(As a purely academic exercise, I then typed in “Linux wireless problems”. A scant 46,200,000 results. Maybe this method isn’t really as accurate as I was hoping for. Or, more likely, people are posting lots of comments about how Linux fixed their wireless problems. Yeah.)

The Easiest Installation 1

If you’re like me, you loathe installing software. Then again, maybe there aren’t many people like me. In fact, maybe my personality is a statistically improbable occurrence. So improbable that it’s more than likely that I don’t exist.

In other news, here’s a list of extremely useful software that you don’t have to install — they all have single executable downloads that require no additional files. This alone makes these applications great for stashing on a thumb drive or downloading for a single-time emergency use on your friend’s machine.

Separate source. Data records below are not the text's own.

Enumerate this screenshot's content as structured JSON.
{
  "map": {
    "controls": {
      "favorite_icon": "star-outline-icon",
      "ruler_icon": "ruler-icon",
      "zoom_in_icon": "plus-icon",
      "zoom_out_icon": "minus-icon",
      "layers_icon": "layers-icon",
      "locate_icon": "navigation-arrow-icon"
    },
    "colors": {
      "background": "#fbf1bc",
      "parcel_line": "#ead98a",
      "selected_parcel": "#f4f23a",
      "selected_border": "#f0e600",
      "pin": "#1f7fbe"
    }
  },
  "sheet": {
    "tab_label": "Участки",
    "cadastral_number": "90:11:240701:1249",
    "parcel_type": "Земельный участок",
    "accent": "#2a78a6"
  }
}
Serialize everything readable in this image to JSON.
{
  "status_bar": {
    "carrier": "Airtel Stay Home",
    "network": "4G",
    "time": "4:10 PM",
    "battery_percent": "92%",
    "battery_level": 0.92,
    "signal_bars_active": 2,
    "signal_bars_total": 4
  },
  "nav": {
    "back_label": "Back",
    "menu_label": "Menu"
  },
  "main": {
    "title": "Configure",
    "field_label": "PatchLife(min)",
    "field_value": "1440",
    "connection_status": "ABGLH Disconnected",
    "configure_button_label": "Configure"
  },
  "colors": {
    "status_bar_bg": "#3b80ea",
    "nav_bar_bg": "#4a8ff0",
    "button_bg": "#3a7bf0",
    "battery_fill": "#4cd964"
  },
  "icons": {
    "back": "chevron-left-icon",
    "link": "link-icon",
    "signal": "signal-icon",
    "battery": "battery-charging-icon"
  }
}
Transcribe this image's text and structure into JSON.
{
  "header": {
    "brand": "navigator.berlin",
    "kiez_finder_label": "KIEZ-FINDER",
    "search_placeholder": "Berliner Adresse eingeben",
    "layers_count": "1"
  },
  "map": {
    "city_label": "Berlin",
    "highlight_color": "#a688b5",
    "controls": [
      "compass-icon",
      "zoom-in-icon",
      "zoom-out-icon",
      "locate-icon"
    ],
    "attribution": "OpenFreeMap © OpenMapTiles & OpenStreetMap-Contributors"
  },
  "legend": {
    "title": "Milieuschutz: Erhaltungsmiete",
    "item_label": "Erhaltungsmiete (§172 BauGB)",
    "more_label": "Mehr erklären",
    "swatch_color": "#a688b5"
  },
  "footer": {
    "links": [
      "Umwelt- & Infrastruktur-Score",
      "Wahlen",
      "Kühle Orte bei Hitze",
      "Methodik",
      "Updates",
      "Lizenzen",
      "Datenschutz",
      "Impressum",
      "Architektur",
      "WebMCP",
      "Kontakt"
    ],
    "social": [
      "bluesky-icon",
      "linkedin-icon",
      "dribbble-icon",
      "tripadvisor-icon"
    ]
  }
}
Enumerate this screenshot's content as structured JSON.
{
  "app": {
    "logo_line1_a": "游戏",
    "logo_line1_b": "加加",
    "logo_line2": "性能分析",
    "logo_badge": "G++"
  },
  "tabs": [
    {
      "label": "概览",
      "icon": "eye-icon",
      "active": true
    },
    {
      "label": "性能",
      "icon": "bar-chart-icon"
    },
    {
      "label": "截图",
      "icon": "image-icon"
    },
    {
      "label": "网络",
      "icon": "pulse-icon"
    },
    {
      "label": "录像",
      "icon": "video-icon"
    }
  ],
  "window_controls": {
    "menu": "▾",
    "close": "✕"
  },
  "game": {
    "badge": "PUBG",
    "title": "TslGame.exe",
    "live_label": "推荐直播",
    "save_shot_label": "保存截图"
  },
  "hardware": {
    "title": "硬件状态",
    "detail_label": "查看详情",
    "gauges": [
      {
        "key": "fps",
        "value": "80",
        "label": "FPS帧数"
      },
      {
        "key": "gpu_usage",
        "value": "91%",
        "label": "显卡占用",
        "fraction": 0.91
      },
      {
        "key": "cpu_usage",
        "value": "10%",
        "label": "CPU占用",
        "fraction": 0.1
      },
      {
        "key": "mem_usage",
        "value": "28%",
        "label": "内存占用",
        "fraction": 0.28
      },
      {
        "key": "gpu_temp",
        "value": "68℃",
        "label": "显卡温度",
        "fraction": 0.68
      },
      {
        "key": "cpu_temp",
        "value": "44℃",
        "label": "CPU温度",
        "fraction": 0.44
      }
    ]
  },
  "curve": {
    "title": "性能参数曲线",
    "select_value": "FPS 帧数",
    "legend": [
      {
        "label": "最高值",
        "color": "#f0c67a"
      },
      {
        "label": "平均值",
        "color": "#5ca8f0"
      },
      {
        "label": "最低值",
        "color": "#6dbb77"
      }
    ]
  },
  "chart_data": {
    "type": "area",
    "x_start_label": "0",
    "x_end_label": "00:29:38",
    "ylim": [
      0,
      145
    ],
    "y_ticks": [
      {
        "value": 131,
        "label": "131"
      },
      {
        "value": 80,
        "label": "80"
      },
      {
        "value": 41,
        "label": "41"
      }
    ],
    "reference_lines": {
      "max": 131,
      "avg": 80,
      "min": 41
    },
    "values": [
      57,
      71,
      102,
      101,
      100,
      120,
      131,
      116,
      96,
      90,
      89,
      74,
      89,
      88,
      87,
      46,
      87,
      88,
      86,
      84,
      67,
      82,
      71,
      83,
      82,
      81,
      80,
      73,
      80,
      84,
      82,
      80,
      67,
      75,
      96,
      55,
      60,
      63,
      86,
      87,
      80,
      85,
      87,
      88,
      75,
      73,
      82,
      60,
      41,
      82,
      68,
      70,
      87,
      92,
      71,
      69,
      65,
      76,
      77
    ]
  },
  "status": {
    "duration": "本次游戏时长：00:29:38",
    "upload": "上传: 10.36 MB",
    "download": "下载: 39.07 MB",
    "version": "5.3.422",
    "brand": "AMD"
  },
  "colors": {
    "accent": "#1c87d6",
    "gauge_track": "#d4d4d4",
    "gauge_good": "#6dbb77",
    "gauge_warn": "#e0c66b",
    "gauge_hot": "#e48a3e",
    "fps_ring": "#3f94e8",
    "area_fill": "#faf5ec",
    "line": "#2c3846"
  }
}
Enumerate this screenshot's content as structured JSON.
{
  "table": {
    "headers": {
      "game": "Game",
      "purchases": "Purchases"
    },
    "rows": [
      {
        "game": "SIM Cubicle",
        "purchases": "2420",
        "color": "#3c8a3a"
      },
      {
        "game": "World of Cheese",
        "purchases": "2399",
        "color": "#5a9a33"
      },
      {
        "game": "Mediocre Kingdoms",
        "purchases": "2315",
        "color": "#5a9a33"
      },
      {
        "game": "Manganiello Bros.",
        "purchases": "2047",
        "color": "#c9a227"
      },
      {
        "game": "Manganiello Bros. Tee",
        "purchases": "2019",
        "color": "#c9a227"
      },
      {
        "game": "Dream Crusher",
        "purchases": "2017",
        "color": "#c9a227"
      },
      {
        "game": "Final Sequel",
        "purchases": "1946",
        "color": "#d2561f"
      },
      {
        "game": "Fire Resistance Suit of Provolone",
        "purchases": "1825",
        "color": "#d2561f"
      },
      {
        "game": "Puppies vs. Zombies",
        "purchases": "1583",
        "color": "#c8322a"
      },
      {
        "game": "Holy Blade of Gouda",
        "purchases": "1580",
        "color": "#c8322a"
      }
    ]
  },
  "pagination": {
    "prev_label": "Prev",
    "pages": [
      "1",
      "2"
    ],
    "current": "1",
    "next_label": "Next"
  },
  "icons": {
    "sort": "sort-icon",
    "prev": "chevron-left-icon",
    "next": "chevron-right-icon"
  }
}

  • uTorrent – great for those rare moments when you need to download a quick, uh, VMWare image
  • SciTE – a lightweight and competent editor that includes syntax definitions for, *gasp*, PHP (and other lovely languages)
  • The pervasive PuTTY – quite possibly the best Windows SSH client ever
  • WinSCP – when you get sick of the Windows command line (which you no doubt will, because it’s not really good at all), try joining the 21st century and using a GUI

Miss Manners 0

I just discovered why Windows has the largest slice of the market share: it’s so darn helpful.

A few minutes ago, a little popup window appeared near my tray with a nice little message about updates that were ready. I clicked, scanned the list of updates and deselected “Internet Explorer 7.0 for Microsoft Windows”, as any self-respecting computer user should.

Another dialog appeared: “Updates that are not selected will not be installed.”

No duh… That’s why I deselected it. Thank you, Windows!

Laptops and Vista 2

I found a pretty good deal on a laptop during CompUSA’s three day clearance (or some such), so I went and picked it up to replace Mindy’s aging Averatec (which has been a trusty old thing, but is, as I mentioned, getting some gray hairs). Unfortunately (or not, depending on how you look at it), it came with Vista Home Basic preinstalled.

Before buying it, I spent some time researching the downgrade clauses in the various Microsoft EULA for Windows Vista. According to everything I could find (and I’d post links if I wasn’t so lazy), the OEM EULAs do NOT include any sort of rights to previous versions of Windows, so if you were planning on that, don’t.

First impressions of Vista, however, seem to mirror what everyone’s told me: slow and annoying. The laptop came with 512MB of RAM, about half people said I’d want, so that’s part of it. But all of the confirmation popups have nothing to do with hardware.

All in all, though, after switching back to the “legacy” interface and removing the desktop background, I think it’ll be manageable. Although I am considering installing Ubuntu…